Calling Trump the "mother of all adverse effects," the Nobel Prize-winning economist predicted that the GOP nominee's administration could quickly undo the progress that the markets around the world have made in the eight years since the financial crisis.

Story Continued Below


"Under any circumstances, putting an irresponsible, ignorant man who takes his advice from all the wrong people in charge of the nation with the world's most important economy would be very bad news," he wrote. "What makes it especially bad right now, however, is the fundamentally fragile state much of the world is still in."

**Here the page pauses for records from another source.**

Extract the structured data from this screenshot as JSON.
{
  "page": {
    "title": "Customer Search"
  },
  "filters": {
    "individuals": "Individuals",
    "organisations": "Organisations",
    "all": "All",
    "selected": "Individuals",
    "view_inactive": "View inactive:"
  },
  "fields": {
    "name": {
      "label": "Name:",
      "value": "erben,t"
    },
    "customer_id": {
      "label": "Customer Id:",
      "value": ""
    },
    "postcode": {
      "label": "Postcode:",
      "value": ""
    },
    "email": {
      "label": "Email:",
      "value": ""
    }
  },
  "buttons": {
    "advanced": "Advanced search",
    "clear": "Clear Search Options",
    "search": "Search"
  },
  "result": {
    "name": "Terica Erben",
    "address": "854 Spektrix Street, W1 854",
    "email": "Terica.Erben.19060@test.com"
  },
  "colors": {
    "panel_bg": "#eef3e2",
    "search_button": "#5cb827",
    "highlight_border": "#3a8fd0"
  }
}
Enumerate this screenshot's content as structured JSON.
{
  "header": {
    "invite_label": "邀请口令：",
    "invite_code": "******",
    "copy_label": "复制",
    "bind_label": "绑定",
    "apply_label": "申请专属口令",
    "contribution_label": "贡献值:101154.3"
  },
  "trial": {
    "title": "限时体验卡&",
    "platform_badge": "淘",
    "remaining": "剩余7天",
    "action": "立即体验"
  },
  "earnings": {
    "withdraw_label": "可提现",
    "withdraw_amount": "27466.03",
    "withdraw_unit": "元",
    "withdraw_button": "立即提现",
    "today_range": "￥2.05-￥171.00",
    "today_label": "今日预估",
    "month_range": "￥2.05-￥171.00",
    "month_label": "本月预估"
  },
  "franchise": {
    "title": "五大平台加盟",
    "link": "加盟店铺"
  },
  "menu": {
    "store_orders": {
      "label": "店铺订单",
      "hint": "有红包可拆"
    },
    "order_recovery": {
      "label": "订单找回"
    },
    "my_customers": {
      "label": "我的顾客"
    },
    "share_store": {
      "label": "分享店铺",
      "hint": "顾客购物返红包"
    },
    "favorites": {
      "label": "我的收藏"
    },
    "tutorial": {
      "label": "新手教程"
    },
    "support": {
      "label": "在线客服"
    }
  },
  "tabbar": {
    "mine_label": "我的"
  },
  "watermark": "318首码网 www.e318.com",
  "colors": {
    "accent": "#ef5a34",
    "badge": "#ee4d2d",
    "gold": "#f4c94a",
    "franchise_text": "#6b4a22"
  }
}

Krugman's pessimistic view comes in the wake of a more than 800-point plunge in U.S. stock futures that coincided with Trump's increasingly strong showing in the polls. Trump has repeatedly attacked the Federal Reserve, accusing Chairwoman Janet Yellen of keeping interest rates low in a bid to help the economy and get Hillary Clinton elected.

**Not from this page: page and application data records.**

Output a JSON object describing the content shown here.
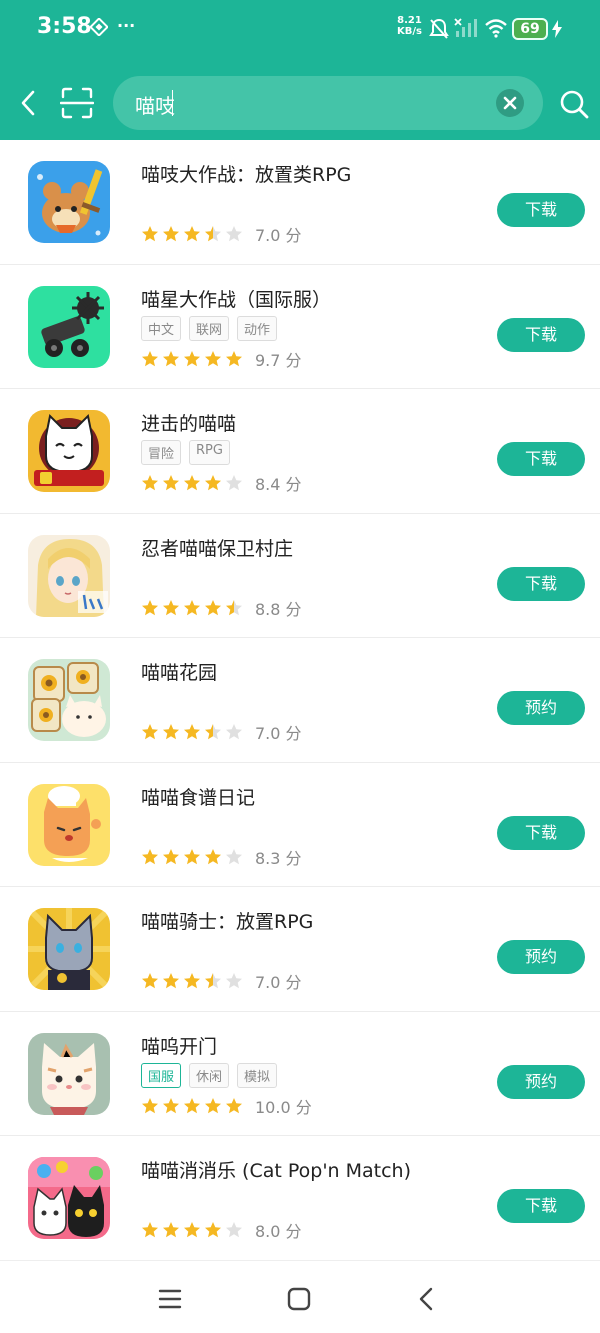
{
  "status_bar": {
    "time": "3:58",
    "more": "···",
    "net_speed_value": "8.21",
    "net_speed_unit": "KB/s",
    "battery": "69"
  },
  "search": {
    "query": "喵吱"
  },
  "apps": [
    {
      "name": "喵吱大作战：放置类RPG",
      "tags": [],
      "stars": 3.5,
      "score": "7.0 分",
      "action": "下载",
      "icon": "hamster-warrior-icon"
    },
    {
      "name": "喵星大作战（国际服）",
      "tags": [
        {
          "label": "中文"
        },
        {
          "label": "联网"
        },
        {
          "label": "动作"
        }
      ],
      "stars": 5,
      "score": "9.7 分",
      "action": "下载",
      "icon": "cannon-cart-icon"
    },
    {
      "name": "进击的喵喵",
      "tags": [
        {
          "label": "冒险"
        },
        {
          "label": "RPG"
        }
      ],
      "stars": 4,
      "score": "8.4 分",
      "action": "下载",
      "icon": "white-cat-6th-anniversary-icon"
    },
    {
      "name": "忍者喵喵保卫村庄",
      "tags": [],
      "stars": 4.5,
      "score": "8.8 分",
      "action": "下载",
      "icon": "anime-girl-1st-anniv-icon"
    },
    {
      "name": "喵喵花园",
      "tags": [],
      "stars": 3.5,
      "score": "7.0 分",
      "action": "预约",
      "icon": "sunflower-tiles-cat-icon"
    },
    {
      "name": "喵喵食谱日记",
      "tags": [],
      "stars": 4,
      "score": "8.3 分",
      "action": "下载",
      "icon": "chef-cat-icon"
    },
    {
      "name": "喵喵骑士：放置RPG",
      "tags": [],
      "stars": 3.5,
      "score": "7.0 分",
      "action": "预约",
      "icon": "knight-cat-icon"
    },
    {
      "name": "喵呜开门",
      "tags": [
        {
          "label": "国服",
          "accent": true
        },
        {
          "label": "休闲"
        },
        {
          "label": "模拟"
        }
      ],
      "stars": 5,
      "score": "10.0 分",
      "action": "预约",
      "icon": "cute-cat-icon"
    },
    {
      "name": "喵喵消消乐 (Cat Pop'n Match)",
      "tags": [],
      "stars": 4,
      "score": "8.0 分",
      "action": "下载",
      "icon": "cat-pop-match-icon"
    }
  ],
  "colors": {
    "brand": "#1db597",
    "star": "#f5b822",
    "star_empty": "#e0e0e0"
  }
}
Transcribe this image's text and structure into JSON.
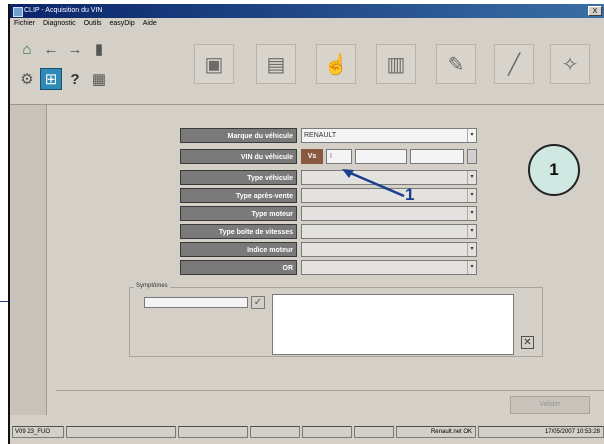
{
  "window": {
    "title": "CLIP - Acquisition du VIN",
    "close_label": "X"
  },
  "menu": [
    "Fichier",
    "Diagnostic",
    "Outils",
    "easyDip",
    "Aide"
  ],
  "toolbar": {
    "small_buttons": [
      {
        "name": "home-icon",
        "glyph": "⌂"
      },
      {
        "name": "back-arrow-icon",
        "glyph": "←"
      },
      {
        "name": "forward-arrow-icon",
        "glyph": "→"
      },
      {
        "name": "pages-icon",
        "glyph": "▮"
      },
      {
        "name": "vehicle-connect-icon",
        "glyph": "⚙"
      },
      {
        "name": "network-icon",
        "glyph": "⊞"
      },
      {
        "name": "help-icon",
        "glyph": "?"
      },
      {
        "name": "tools-icon",
        "glyph": "▦"
      }
    ],
    "big_tools": [
      {
        "name": "diagnostic-scan-icon",
        "glyph": "▣"
      },
      {
        "name": "ecu-icon",
        "glyph": "▤"
      },
      {
        "name": "hand-pointer-icon",
        "glyph": "☝"
      },
      {
        "name": "document-icon",
        "glyph": "▥"
      },
      {
        "name": "manual-icon",
        "glyph": "✎"
      },
      {
        "name": "wrench-icon",
        "glyph": "╱"
      },
      {
        "name": "spanner-icon",
        "glyph": "✧"
      }
    ]
  },
  "form": {
    "brand_label": "Marque du véhicule",
    "brand_value": "RENAULT",
    "vin_label": "VIN du véhicule",
    "vin_prefix": "Vs",
    "vin_segment": "I",
    "vehicle_type_label": "Type véhicule",
    "after_sales_type_label": "Type après-vente",
    "engine_type_label": "Type moteur",
    "gearbox_type_label": "Type boîte de vitesses",
    "engine_index_label": "Indice moteur",
    "or_label": "OR"
  },
  "symptoms": {
    "legend": "Symptômes"
  },
  "annotations": {
    "circle_label": "1",
    "callout_label": "1"
  },
  "footer": {
    "ok_label": "Valider"
  },
  "statusbar": {
    "version": "V09 23_FUO",
    "status": "Renault.net OK",
    "datetime": "17/05/2007 10:53:28"
  },
  "colors": {
    "title_start": "#0a246a",
    "label_bg": "#7a7a7a",
    "callout": "#1a3f8f",
    "circle_bg": "#cfe8e1"
  }
}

"Now comes the mother of all adverse effects — and what it brings with it is a regime that will be ignorant of economic policy and hostile to any effort to make it work," Krugman wrote. "So we are very probably looking at a global recession, with no end in sight. I suppose we could get lucky somehow. But on economics, as on everything else, a terrible thing has just happened."

mdh
04-26-2019, 10:25 PM
The ‘experts’ haven’t been right in decades.

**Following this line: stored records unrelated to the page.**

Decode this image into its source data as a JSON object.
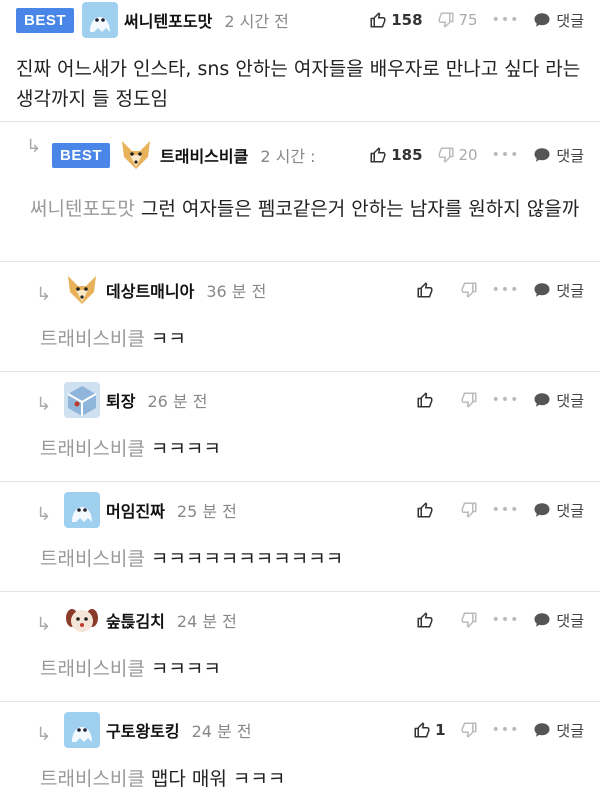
{
  "comments": [
    {
      "best": "BEST",
      "nick": "써니텐포도맛",
      "time": "2 시간 전",
      "up": "158",
      "down": "75",
      "reply": "댓글",
      "text": "진짜 어느새가 인스타, sns 안하는 여자들을 배우자로 만나고 싶다 라는 생각까지 들 정도임"
    },
    {
      "best": "BEST",
      "nick": "트래비스비클",
      "time": "2 시간 :",
      "up": "185",
      "down": "20",
      "reply": "댓글",
      "mention": "써니텐포도맛",
      "text": "그런 여자들은 펨코같은거 안하는 남자를 원하지 않을까"
    }
  ],
  "replies": [
    {
      "nick": "데상트매니아",
      "time": "36 분 전",
      "up": "",
      "reply": "댓글",
      "mention": "트래비스비클",
      "text": "ㅋㅋ",
      "avatar": "dog"
    },
    {
      "nick": "퇴장",
      "time": "26 분 전",
      "up": "",
      "reply": "댓글",
      "mention": "트래비스비클",
      "text": "ㅋㅋㅋㅋ",
      "avatar": "cube"
    },
    {
      "nick": "머임진짜",
      "time": "25 분 전",
      "up": "",
      "reply": "댓글",
      "mention": "트래비스비클",
      "text": "ㅋㅋㅋㅋㅋㅋㅋㅋㅋㅋㅋ",
      "avatar": "ghost"
    },
    {
      "nick": "숲튽김치",
      "time": "24 분 전",
      "up": "",
      "reply": "댓글",
      "mention": "트래비스비클",
      "text": "ㅋㅋㅋㅋ",
      "avatar": "puppy"
    },
    {
      "nick": "구토왕토킹",
      "time": "24 분 전",
      "up": "1",
      "reply": "댓글",
      "mention": "트래비스비클",
      "text": "맵다 매워 ㅋㅋㅋ",
      "avatar": "ghost"
    }
  ],
  "colors": {
    "best_badge": "#4a86e8",
    "mention": "#999999",
    "time": "#888888"
  }
}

Puttputt
04-26-2019, 10:31 PM
Welcome back, Bobby.
You were on a bit of a roller coaster ride with your diabetes earlier this spring. Is it beginning to level out?

oznabrag
04-26-2019, 10:41 PM
Whatever 'Republicans' are serving 'on a roll' is nothing but a spit sandwich to the people they have fooled for so long.

You mark my words, Paul Pless, the Scots-Irish ethos includes celebration of the eccentrics in the community:

https://www.austinchronicle.com/binary/9699/pols_feature23.jpg


The rejection of bullies, and of liars, crooked dealers and amoral gangsters is universal in the South, just as it is among decent folk everywhere else.

The problem is that we have ceded the public square to these morons.

S.V. Airlie
04-27-2019, 05:08 AM
The ’Trump supporters' haven’t been right sine 2016.FIFY mdh.

Nicholas Scheuer
04-27-2019, 09:23 AM
Wondering whether there is a correlation between our greedy capitalistic economy wherein the klepto directors write their own compensation at the expense of the peons, and our greedy, lying, immoral, klepto Trump administration? Personally, I'd be satisfied with slower economic growth in company with honest government, knowing full well how repugnant that might be to you, bobbys.